Action item
Find how many lines of the listing include the string "label", and report only that figure.

Data supplied START

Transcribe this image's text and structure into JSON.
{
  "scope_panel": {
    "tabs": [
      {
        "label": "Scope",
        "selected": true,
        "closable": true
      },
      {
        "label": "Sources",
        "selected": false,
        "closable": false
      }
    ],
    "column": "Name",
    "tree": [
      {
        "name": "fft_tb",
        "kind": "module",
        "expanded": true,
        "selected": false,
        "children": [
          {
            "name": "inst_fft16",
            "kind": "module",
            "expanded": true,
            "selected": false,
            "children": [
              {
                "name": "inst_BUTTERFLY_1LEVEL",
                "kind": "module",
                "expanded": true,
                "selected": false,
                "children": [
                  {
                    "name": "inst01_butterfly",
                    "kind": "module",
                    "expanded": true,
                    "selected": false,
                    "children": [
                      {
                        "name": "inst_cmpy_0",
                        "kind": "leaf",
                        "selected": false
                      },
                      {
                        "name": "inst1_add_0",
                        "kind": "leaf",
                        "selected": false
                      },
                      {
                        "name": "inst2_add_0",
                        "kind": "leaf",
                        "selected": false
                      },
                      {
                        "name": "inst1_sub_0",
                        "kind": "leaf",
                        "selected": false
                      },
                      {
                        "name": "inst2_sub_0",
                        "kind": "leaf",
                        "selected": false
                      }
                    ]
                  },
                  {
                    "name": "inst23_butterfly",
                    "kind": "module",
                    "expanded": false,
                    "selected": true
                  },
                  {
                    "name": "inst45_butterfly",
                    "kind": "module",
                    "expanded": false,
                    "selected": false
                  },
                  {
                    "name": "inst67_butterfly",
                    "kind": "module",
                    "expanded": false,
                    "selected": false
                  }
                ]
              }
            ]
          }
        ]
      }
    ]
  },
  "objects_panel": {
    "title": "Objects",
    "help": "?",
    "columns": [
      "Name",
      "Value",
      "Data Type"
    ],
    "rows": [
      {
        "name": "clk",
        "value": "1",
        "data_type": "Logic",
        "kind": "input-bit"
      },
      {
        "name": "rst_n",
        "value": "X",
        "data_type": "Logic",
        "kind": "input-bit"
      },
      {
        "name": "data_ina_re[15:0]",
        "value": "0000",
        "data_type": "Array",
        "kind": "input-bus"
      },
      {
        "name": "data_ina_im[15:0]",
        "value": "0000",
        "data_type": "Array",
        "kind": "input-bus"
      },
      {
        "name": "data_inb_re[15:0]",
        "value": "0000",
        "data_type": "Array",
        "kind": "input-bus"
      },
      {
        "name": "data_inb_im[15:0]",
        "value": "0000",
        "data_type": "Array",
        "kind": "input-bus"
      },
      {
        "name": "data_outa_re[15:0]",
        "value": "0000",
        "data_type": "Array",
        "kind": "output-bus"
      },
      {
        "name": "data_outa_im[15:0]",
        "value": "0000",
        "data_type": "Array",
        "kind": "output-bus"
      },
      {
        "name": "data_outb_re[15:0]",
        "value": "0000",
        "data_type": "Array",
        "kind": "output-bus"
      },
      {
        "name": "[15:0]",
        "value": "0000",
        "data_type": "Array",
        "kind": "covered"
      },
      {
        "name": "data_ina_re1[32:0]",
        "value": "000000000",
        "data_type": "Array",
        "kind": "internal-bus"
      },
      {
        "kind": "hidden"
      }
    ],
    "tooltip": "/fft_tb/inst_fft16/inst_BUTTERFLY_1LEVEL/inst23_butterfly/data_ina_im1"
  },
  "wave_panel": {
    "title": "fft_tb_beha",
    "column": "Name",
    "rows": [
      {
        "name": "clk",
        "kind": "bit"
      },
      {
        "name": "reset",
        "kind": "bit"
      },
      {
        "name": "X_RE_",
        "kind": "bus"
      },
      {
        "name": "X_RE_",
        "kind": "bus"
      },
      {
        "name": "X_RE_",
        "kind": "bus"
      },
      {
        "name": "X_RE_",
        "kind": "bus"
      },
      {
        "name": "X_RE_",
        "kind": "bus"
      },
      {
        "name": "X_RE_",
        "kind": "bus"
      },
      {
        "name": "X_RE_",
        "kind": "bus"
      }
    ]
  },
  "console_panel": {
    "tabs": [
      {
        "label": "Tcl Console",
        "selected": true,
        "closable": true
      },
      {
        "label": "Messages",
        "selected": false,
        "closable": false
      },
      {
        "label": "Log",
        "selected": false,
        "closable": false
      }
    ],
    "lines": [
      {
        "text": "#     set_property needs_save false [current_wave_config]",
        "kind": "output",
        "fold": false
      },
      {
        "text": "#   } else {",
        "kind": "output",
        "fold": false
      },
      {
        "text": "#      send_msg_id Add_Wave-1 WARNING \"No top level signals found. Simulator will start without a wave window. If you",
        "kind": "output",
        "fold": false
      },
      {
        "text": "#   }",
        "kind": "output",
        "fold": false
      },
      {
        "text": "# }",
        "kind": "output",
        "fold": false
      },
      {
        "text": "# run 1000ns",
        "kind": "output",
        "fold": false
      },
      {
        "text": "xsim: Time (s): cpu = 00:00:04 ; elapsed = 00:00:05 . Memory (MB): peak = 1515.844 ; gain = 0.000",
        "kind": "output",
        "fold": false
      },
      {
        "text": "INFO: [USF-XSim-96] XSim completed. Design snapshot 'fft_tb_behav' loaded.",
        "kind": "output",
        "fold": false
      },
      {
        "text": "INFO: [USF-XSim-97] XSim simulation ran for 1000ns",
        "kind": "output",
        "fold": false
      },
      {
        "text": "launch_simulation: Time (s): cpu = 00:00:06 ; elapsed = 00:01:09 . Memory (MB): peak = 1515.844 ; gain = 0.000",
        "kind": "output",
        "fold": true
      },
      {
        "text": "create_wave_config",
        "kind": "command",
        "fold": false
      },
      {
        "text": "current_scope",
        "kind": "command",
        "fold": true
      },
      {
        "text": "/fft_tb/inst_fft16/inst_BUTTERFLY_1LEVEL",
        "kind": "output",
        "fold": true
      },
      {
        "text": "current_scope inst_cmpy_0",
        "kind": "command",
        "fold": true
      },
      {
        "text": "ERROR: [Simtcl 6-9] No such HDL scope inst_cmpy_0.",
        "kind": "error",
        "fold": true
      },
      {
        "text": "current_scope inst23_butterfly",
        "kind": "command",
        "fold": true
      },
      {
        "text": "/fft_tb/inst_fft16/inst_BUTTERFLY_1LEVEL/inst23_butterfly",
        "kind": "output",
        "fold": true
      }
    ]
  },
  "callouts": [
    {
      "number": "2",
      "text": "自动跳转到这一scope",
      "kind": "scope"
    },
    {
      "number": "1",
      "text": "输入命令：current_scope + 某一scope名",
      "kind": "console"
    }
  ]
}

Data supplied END

Task solution
5